§ WHAT IS EXPECTED
Set down every line below, word for word.

*** DATA SECTION Section Begins ***

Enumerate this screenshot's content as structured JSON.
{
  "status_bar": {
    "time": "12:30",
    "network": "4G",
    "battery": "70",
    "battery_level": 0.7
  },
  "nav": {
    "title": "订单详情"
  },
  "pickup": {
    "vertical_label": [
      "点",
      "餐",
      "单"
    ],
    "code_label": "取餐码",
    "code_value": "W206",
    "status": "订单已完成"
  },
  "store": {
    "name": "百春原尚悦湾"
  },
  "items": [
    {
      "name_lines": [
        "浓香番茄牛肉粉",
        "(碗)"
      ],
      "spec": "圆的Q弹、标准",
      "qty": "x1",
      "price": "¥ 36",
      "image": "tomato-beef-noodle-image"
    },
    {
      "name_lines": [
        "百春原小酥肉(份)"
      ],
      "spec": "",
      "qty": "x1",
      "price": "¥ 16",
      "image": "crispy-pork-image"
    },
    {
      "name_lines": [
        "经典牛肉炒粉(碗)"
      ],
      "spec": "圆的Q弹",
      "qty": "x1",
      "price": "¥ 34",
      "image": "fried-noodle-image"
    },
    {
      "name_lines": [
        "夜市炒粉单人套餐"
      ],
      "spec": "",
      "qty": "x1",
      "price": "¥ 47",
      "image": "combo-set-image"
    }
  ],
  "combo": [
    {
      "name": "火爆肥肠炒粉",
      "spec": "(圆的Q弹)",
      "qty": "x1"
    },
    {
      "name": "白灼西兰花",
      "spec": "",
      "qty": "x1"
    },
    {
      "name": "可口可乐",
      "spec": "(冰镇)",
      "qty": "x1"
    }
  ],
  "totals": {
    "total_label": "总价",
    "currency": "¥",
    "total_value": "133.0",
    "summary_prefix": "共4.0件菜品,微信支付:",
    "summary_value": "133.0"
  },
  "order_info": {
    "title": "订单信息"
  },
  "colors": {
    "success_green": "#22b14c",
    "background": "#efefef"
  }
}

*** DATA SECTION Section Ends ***

§ RESULT OF THIS EXERCISE
Enumerate this screenshot's content as structured JSON.
{
  "status_bar": {
    "time": "12:30",
    "network": "4G",
    "battery": "70",
    "battery_level": 0.7
  },
  "nav": {
    "title": "订单详情"
  },
  "pickup": {
    "vertical_label": [
      "点",
      "餐",
      "单"
    ],
    "code_label": "取餐码",
    "code_value": "W206",
    "status": "订单已完成"
  },
  "store": {
    "name": "百春原尚悦湾"
  },
  "items": [
    {
      "name_lines": [
        "浓香番茄牛肉粉",
        "(碗)"
      ],
      "spec": "圆的Q弹、标准",
      "qty": "x1",
      "price": "¥ 36",
      "image": "tomato-beef-noodle-image"
    },
    {
      "name_lines": [
        "百春原小酥肉(份)"
      ],
      "spec": "",
      "qty": "x1",
      "price": "¥ 16",
      "image": "crispy-pork-image"
    },
    {
      "name_lines": [
        "经典牛肉炒粉(碗)"
      ],
      "spec": "圆的Q弹",
      "qty": "x1",
      "price": "¥ 34",
      "image": "fried-noodle-image"
    },
    {
      "name_lines": [
        "夜市炒粉单人套餐"
      ],
      "spec": "",
      "qty": "x1",
      "price": "¥ 47",
      "image": "combo-set-image"
    }
  ],
  "combo": [
    {
      "name": "火爆肥肠炒粉",
      "spec": "(圆的Q弹)",
      "qty": "x1"
    },
    {
      "name": "白灼西兰花",
      "spec": "",
      "qty": "x1"
    },
    {
      "name": "可口可乐",
      "spec": "(冰镇)",
      "qty": "x1"
    }
  ],
  "totals": {
    "total_label": "总价",
    "currency": "¥",
    "total_value": "133.0",
    "summary_prefix": "共4.0件菜品,微信支付:",
    "summary_value": "133.0"
  },
  "order_info": {
    "title": "订单信息"
  },
  "colors": {
    "success_green": "#22b14c",
    "background": "#efefef"
  }
}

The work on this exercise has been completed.